Beneath the disturbing headlines alleging sexual abuse and harassment in the armed forces simmers a deeply emotional debate about the growing role of women in the military.
The issue: whether women should be allowed to take up arms on the brutal front lines of combat.
It's taken on fresh urgency because a military panel appointed to find ways to decrease harassment may soon recommend increased integration of women, including into combat positions, as a solution. Advocates on both sides of the issue agree the outcome of the debate will transform not only the nation's armed forces, but society as a whole.
Opponents contend that allowing women into combat positions will undermine the readiness of forces, threaten national security, and tear at the nation's social fabric by officially condoning violence against women. Supporters counter that women who meet all of the qualifications for combat will simply enhance their units' readiness, as they have in other divisions of the military. And that success, they argue, will help enhance the societal view of women as leaders and fighters, instead of victims, in a culture where violence is prevalent.
One active duty Army captain, who requested anonymity, says she's ready to shoulder the role. She and her husband have already made contingency plans for child care, just in case she is called into combat. "I've signed up. As soon as the balloon goes up, I'm ready to go and ready to die," she says without hesitation.
Gender makeup of services
Women now make up about 14 percent of the nation's 500,000 Army personnel. As fewer men enlist, the Army is banking on attracting more women to fill the gap. But many young recruits and career women say they enter with a disadvantage: They're excluded from ground combat service in the infantry, armor, and artillery branches, traditionally the paths top military leaders have taken as they move up the ranks.
To defenders of the status quo, that exclusion is the last beachhead protecting the unique "warrior spirit" necessary to an effective, cohesive combat unit.
"Anybody who can get themselves up to do in front of a woman the kind of really nasty, brutal job that's required in combat is not the kind of fellow I'd want to serve with," says Richard Frederick, a retired Air Force lieutenant colonel who served two tours in Vietnam.
He is so incensed by the move to integrate women more fully into combat roles that he took out a full page add in editions of The Wall Street Journal this week, charging that the military leaders' silence on the issue was "abetting the destruction of the warrior spirit in the US Armed Forces."
But retired Air Force Brigadier General Wilma Vaught calls such arguments "utter nonsense."
"My feeling is that women should have the opportunity of serving wherever they're capable of serving, but I'm not in favor of anyone, male or female, being assigned to combat duty if they're not capable of it," says General Vaught, president of the Women in the Military Service Memorial Foundation. "Not every man can do what's required for the infantry, either."
General Vaught says that, in her experience and those of her colleagues, bringing in women has improved readiness of units because "for some strange reason, there's less 'goofing off,' to use the vernacular, when women are there."
Nancy Duff Campbell, the co-president of the National Women's Law Center, which advocates allowing women into combat roles, points to a 1996 Government Accounting Office study that found the performance of both men and women improved in gender integrated units because men didn't want to be "bested" by a woman, and vice versa.
"What tends to happens when you integrate women into nontraditional jobs is there's a transitional period, and it usually starts with sexual harassment," says Ms. Campbell. "Then, as the number of women increases (critical mass is about 25 percent), the men and the women start making distinctions among each other on issues other than gender: 'I can count on John for some things, and Tabatha for others.' "
Impact of lack of women
To bolster her point, Campbell points out the Marine Corps has the most incidents of sexual harassment, the fewest number of women, and they don't have gender-integrated training, as the other services do.
But to opponents of integrating women into the military, such arguments miss the point.
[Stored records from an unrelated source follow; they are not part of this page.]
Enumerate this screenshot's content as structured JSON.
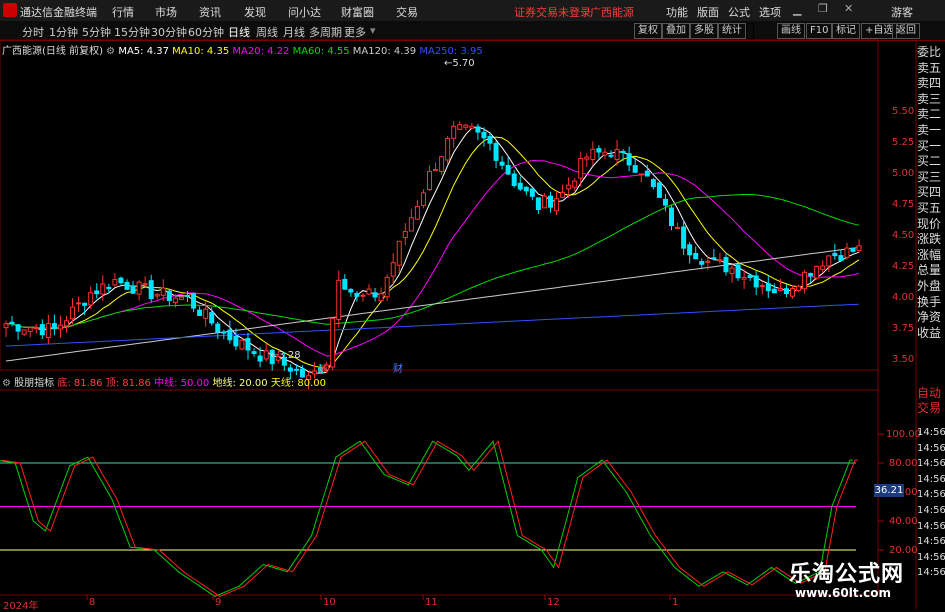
{
  "titlebar": {
    "app_name": "通达信金融终端",
    "menu": [
      "行情",
      "市场",
      "资讯",
      "发现",
      "问小达",
      "财富圈",
      "交易"
    ],
    "status": "证券交易未登录",
    "stock": "广西能源",
    "right_menu": [
      "功能",
      "版面",
      "公式",
      "选项"
    ],
    "guest": "游客"
  },
  "periodbar": {
    "periods": [
      "分时",
      "1分钟",
      "5分钟",
      "15分钟",
      "30分钟",
      "60分钟",
      "日线",
      "周线",
      "月线",
      "多周期",
      "更多"
    ],
    "active": "日线",
    "tools": [
      "复权",
      "叠加",
      "多股",
      "统计",
      "画线",
      "F10",
      "标记",
      "+自选",
      "返回"
    ]
  },
  "main_chart": {
    "title": "广西能源(日线 前复权)",
    "ma_labels": [
      {
        "text": "MA5: 4.37",
        "color": "#ffffff"
      },
      {
        "text": "MA10: 4.35",
        "color": "#ffff00"
      },
      {
        "text": "MA20: 4.22",
        "color": "#ff00ff"
      },
      {
        "text": "MA60: 4.55",
        "color": "#00dd00"
      },
      {
        "text": "MA120: 4.39",
        "color": "#cccccc"
      },
      {
        "text": "MA250: 3.95",
        "color": "#3050ff"
      }
    ],
    "y_ticks": [
      "5.50",
      "5.25",
      "5.00",
      "4.75",
      "4.50",
      "4.25",
      "4.00",
      "3.75",
      "3.50"
    ],
    "high_label": "5.70",
    "low_label": "3.28",
    "event_labels": [
      "减",
      "财"
    ]
  },
  "oscillator": {
    "title": "股朋指标",
    "labels": [
      {
        "text": "底: 81.86",
        "color": "#ff4040"
      },
      {
        "text": "顶: 81.86",
        "color": "#ff4040"
      },
      {
        "text": "中线: 50.00",
        "color": "#ff00ff"
      },
      {
        "text": "地线: 20.00",
        "color": "#ffff80"
      },
      {
        "text": "天线: 80.00",
        "color": "#ffff00"
      }
    ],
    "y_ticks": [
      "100.00",
      "80.00",
      "60.00",
      "40.00",
      "20.00"
    ],
    "value_box": "36.21",
    "levels": {
      "upper": 80,
      "middle": 50,
      "lower": 20
    }
  },
  "x_axis": [
    "2024年",
    "8",
    "9",
    "10",
    "11",
    "12",
    "1"
  ],
  "right_panel": {
    "top_labels": [
      "委比",
      "卖五",
      "卖四",
      "卖三",
      "卖二",
      "卖一",
      "买一",
      "买二",
      "买三",
      "买四",
      "买五",
      "现价",
      "涨跌",
      "涨幅",
      "总量",
      "外盘",
      "换手",
      "净资",
      "收益"
    ],
    "bottom_labels": [
      "自动",
      "交易"
    ],
    "times": [
      "14:56",
      "14:56",
      "14:56",
      "14:56",
      "14:56",
      "14:56",
      "14:56",
      "14:56",
      "14:56",
      "14:56"
    ]
  },
  "watermark": {
    "title": "乐淘公式网",
    "url": "www.60lt.com"
  }
}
She thinks women aren't strong enough to do all the jobs.
"Women do not have an equal opportunity to survive or to help their fellow soldiers survive," says Elaine Donnelly, president of the Center for military preparedness, a nonprofit group based in Michigan that focuses on military personnel issues.
Beyond concerns about physical ability in combat, Donnelly is also worried about the larger social implications of inuring society to violence against women.
"You would have to desensitize the entire nation to brutality against women at the hands of men, that's the reality of what we're talking about. Are we ready to see women's body parts strewn across the battlefield?" asks Donnelly, who was also a member of the 1992 Presidential Commission on the Assignment of Women in the Armed Forces.
But for the young women who hope to dedicate their lives to military service, the issue is much simpler.
"There's so much deference given to the combat arms, and they definitely deserve that respect because of what they do, but I feel like I'm already starting out with a disadvantage," says Pam Wright, a senior cadet at West Point Military Academy. She says she'd simply like the same opportunity to serve the country as her male colleagues.
To Donnelly, that desire is selfish, putting a woman's individual career needs ahead of the institutional needs of the military.
But to supporters, that desire shows a deep patriotism, and if the young cadet is the best person for the job, Campbell says, she is not just advancing her own career, but the national security as well.